◆ WHAT THIS TASK INVOLVES ◆
Go through the lines below and repeat each one exactly, skipping pictures.

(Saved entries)
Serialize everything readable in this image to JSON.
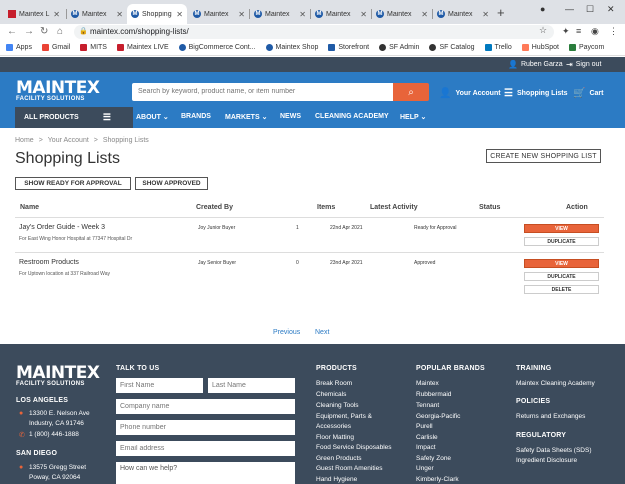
{
  "browser": {
    "tabs": [
      {
        "label": "Maintex L",
        "favicon": "maintex"
      },
      {
        "label": "Maintex",
        "favicon": "m"
      },
      {
        "label": "Shopping",
        "favicon": "m",
        "active": true
      },
      {
        "label": "Maintex",
        "favicon": "m"
      },
      {
        "label": "Maintex",
        "favicon": "m"
      },
      {
        "label": "Maintex",
        "favicon": "m"
      },
      {
        "label": "Maintex",
        "favicon": "m"
      },
      {
        "label": "Maintex",
        "favicon": "m"
      }
    ],
    "url": "maintex.com/shopping-lists/",
    "bookmarks": [
      {
        "label": "Apps",
        "color": "#4285f4"
      },
      {
        "label": "Gmail",
        "color": "#ea4335"
      },
      {
        "label": "MITS",
        "color": "#c61e2c"
      },
      {
        "label": "Maintex LIVE",
        "color": "#c61e2c"
      },
      {
        "label": "BigCommerce Cont...",
        "color": "#1f5aa6"
      },
      {
        "label": "Maintex Shop",
        "color": "#1f5aa6"
      },
      {
        "label": "Storefront",
        "color": "#1f5aa6"
      },
      {
        "label": "SF Admin",
        "color": "#333333"
      },
      {
        "label": "SF Catalog",
        "color": "#333333"
      },
      {
        "label": "Trello",
        "color": "#0079bf"
      },
      {
        "label": "HubSpot",
        "color": "#ff7a59"
      },
      {
        "label": "Paycom",
        "color": "#2a7d3c"
      }
    ]
  },
  "site": {
    "user_name": "Ruben Garza",
    "sign_out": "Sign out",
    "logo_main": "MAINTEX",
    "logo_sub": "FACILITY SOLUTIONS",
    "search_placeholder": "Search by keyword, product name, or item number",
    "your_account": "Your Account",
    "shopping_lists": "Shopping Lists",
    "cart": "Cart",
    "all_products": "ALL PRODUCTS",
    "nav": {
      "about": "ABOUT",
      "brands": "BRANDS",
      "markets": "MARKETS",
      "news": "NEWS",
      "academy": "CLEANING ACADEMY",
      "help": "HELP"
    }
  },
  "content": {
    "breadcrumb": [
      "Home",
      "Your Account",
      "Shopping Lists"
    ],
    "title": "Shopping Lists",
    "create_button": "CREATE NEW SHOPPING LIST",
    "show_ready": "SHOW READY FOR APPROVAL",
    "show_approved": "SHOW APPROVED",
    "columns": {
      "name": "Name",
      "created_by": "Created By",
      "items": "Items",
      "latest_activity": "Latest Activity",
      "status": "Status",
      "action": "Action"
    },
    "rows": [
      {
        "name": "Jay's Order Guide - Week 3",
        "location": "For East Wing Honor Hospital at 77347 Hospital Dr",
        "created_by": "Joy Junior Buyer",
        "items": "1",
        "latest_activity": "22nd Apr 2021",
        "status": "Ready for Approval",
        "actions": [
          "VIEW",
          "DUPLICATE"
        ]
      },
      {
        "name": "Restroom Products",
        "location": "For Uptown location at 337 Railroad Way",
        "created_by": "Jay Senior Buyer",
        "items": "0",
        "latest_activity": "23nd Apr 2021",
        "status": "Approved",
        "actions": [
          "VIEW",
          "DUPLICATE",
          "DELETE"
        ]
      }
    ],
    "previous": "Previous",
    "next": "Next"
  },
  "footer": {
    "logo_main": "MAINTEX",
    "logo_sub": "FACILITY SOLUTIONS",
    "los_angeles": "LOS ANGELES",
    "la_addr1": "13300 E. Nelson Ave",
    "la_addr2": "Industry, CA 91746",
    "phone": "1 (800) 446-1888",
    "san_diego": "SAN DIEGO",
    "sd_addr1": "13575 Gregg Street",
    "sd_addr2": "Poway, CA 92064",
    "talk_to_us": "TALK TO US",
    "first_name": "First Name",
    "last_name": "Last Name",
    "company": "Company name",
    "phone_number": "Phone number",
    "email": "Email address",
    "help": "How can we help?",
    "products_head": "PRODUCTS",
    "products": [
      "Break Room",
      "Chemicals",
      "Cleaning Tools",
      "Equipment, Parts &",
      "Accessories",
      "Floor Matting",
      "Food Service Disposables",
      "Green Products",
      "Guest Room Amenities",
      "Hand Hygiene"
    ],
    "brands_head": "POPULAR BRANDS",
    "brands": [
      "Maintex",
      "Rubbermaid",
      "Tennant",
      "Georgia-Pacific",
      "Purell",
      "Carlisle",
      "Impact",
      "Safety Zone",
      "Unger",
      "Kimberly-Clark"
    ],
    "training_head": "TRAINING",
    "training": "Maintex Cleaning Academy",
    "policies_head": "POLICIES",
    "policies": "Returns and Exchanges",
    "regulatory_head": "REGULATORY",
    "regulatory1": "Safety Data Sheets (SDS)",
    "regulatory2": "Ingredient Disclosure"
  },
  "colors": {
    "brand_blue": "#2c7bc4",
    "dark": "#3c4b5c",
    "accent_orange": "#e8643a"
  }
}
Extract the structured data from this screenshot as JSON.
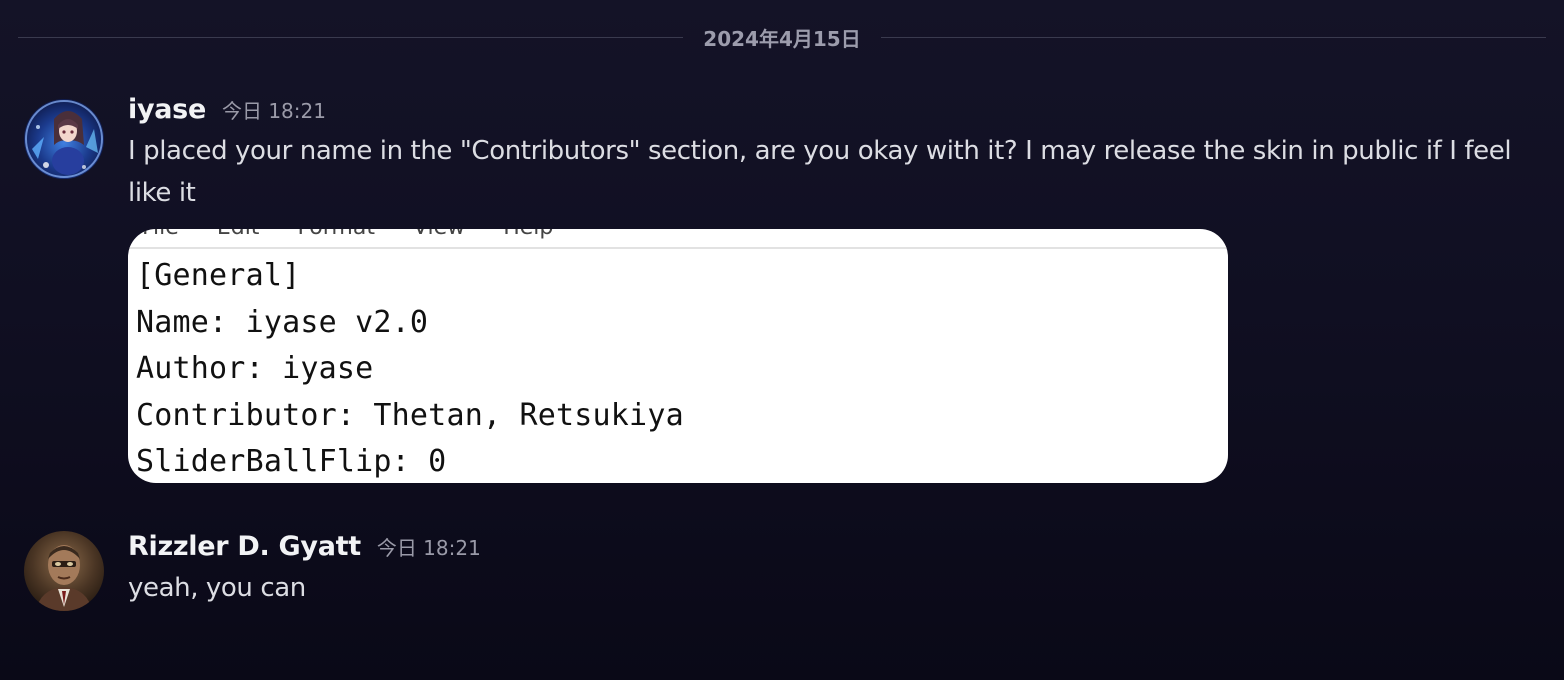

◆ PROBLEM SOLUTION ◆
Serialize everything readable in this image to JSON.
{
  "browser": {
    "tabs": [
      {
        "label": "Maintex L",
        "favicon": "maintex"
      },
      {
        "label": "Maintex",
        "favicon": "m"
      },
      {
        "label": "Shopping",
        "favicon": "m",
        "active": true
      },
      {
        "label": "Maintex",
        "favicon": "m"
      },
      {
        "label": "Maintex",
        "favicon": "m"
      },
      {
        "label": "Maintex",
        "favicon": "m"
      },
      {
        "label": "Maintex",
        "favicon": "m"
      },
      {
        "label": "Maintex",
        "favicon": "m"
      }
    ],
    "url": "maintex.com/shopping-lists/",
    "bookmarks": [
      {
        "label": "Apps",
        "color": "#4285f4"
      },
      {
        "label": "Gmail",
        "color": "#ea4335"
      },
      {
        "label": "MITS",
        "color": "#c61e2c"
      },
      {
        "label": "Maintex LIVE",
        "color": "#c61e2c"
      },
      {
        "label": "BigCommerce Cont...",
        "color": "#1f5aa6"
      },
      {
        "label": "Maintex Shop",
        "color": "#1f5aa6"
      },
      {
        "label": "Storefront",
        "color": "#1f5aa6"
      },
      {
        "label": "SF Admin",
        "color": "#333333"
      },
      {
        "label": "SF Catalog",
        "color": "#333333"
      },
      {
        "label": "Trello",
        "color": "#0079bf"
      },
      {
        "label": "HubSpot",
        "color": "#ff7a59"
      },
      {
        "label": "Paycom",
        "color": "#2a7d3c"
      }
    ]
  },
  "site": {
    "user_name": "Ruben Garza",
    "sign_out": "Sign out",
    "logo_main": "MAINTEX",
    "logo_sub": "FACILITY SOLUTIONS",
    "search_placeholder": "Search by keyword, product name, or item number",
    "your_account": "Your Account",
    "shopping_lists": "Shopping Lists",
    "cart": "Cart",
    "all_products": "ALL PRODUCTS",
    "nav": {
      "about": "ABOUT",
      "brands": "BRANDS",
      "markets": "MARKETS",
      "news": "NEWS",
      "academy": "CLEANING ACADEMY",
      "help": "HELP"
    }
  },
  "content": {
    "breadcrumb": [
      "Home",
      "Your Account",
      "Shopping Lists"
    ],
    "title": "Shopping Lists",
    "create_button": "CREATE NEW SHOPPING LIST",
    "show_ready": "SHOW READY FOR APPROVAL",
    "show_approved": "SHOW APPROVED",
    "columns": {
      "name": "Name",
      "created_by": "Created By",
      "items": "Items",
      "latest_activity": "Latest Activity",
      "status": "Status",
      "action": "Action"
    },
    "rows": [
      {
        "name": "Jay's Order Guide - Week 3",
        "location": "For East Wing Honor Hospital at 77347 Hospital Dr",
        "created_by": "Joy Junior Buyer",
        "items": "1",
        "latest_activity": "22nd Apr 2021",
        "status": "Ready for Approval",
        "actions": [
          "VIEW",
          "DUPLICATE"
        ]
      },
      {
        "name": "Restroom Products",
        "location": "For Uptown location at 337 Railroad Way",
        "created_by": "Jay Senior Buyer",
        "items": "0",
        "latest_activity": "23nd Apr 2021",
        "status": "Approved",
        "actions": [
          "VIEW",
          "DUPLICATE",
          "DELETE"
        ]
      }
    ],
    "previous": "Previous",
    "next": "Next"
  },
  "footer": {
    "logo_main": "MAINTEX",
    "logo_sub": "FACILITY SOLUTIONS",
    "los_angeles": "LOS ANGELES",
    "la_addr1": "13300 E. Nelson Ave",
    "la_addr2": "Industry, CA 91746",
    "phone": "1 (800) 446-1888",
    "san_diego": "SAN DIEGO",
    "sd_addr1": "13575 Gregg Street",
    "sd_addr2": "Poway, CA 92064",
    "talk_to_us": "TALK TO US",
    "first_name": "First Name",
    "last_name": "Last Name",
    "company": "Company name",
    "phone_number": "Phone number",
    "email": "Email address",
    "help": "How can we help?",
    "products_head": "PRODUCTS",
    "products": [
      "Break Room",
      "Chemicals",
      "Cleaning Tools",
      "Equipment, Parts &",
      "Accessories",
      "Floor Matting",
      "Food Service Disposables",
      "Green Products",
      "Guest Room Amenities",
      "Hand Hygiene"
    ],
    "brands_head": "POPULAR BRANDS",
    "brands": [
      "Maintex",
      "Rubbermaid",
      "Tennant",
      "Georgia-Pacific",
      "Purell",
      "Carlisle",
      "Impact",
      "Safety Zone",
      "Unger",
      "Kimberly-Clark"
    ],
    "training_head": "TRAINING",
    "training": "Maintex Cleaning Academy",
    "policies_head": "POLICIES",
    "policies": "Returns and Exchanges",
    "regulatory_head": "REGULATORY",
    "regulatory1": "Safety Data Sheets (SDS)",
    "regulatory2": "Ingredient Disclosure"
  },
  "colors": {
    "brand_blue": "#2c7bc4",
    "dark": "#3c4b5c",
    "accent_orange": "#e8643a"
  }
}
Extract the structured data from this screenshot as JSON.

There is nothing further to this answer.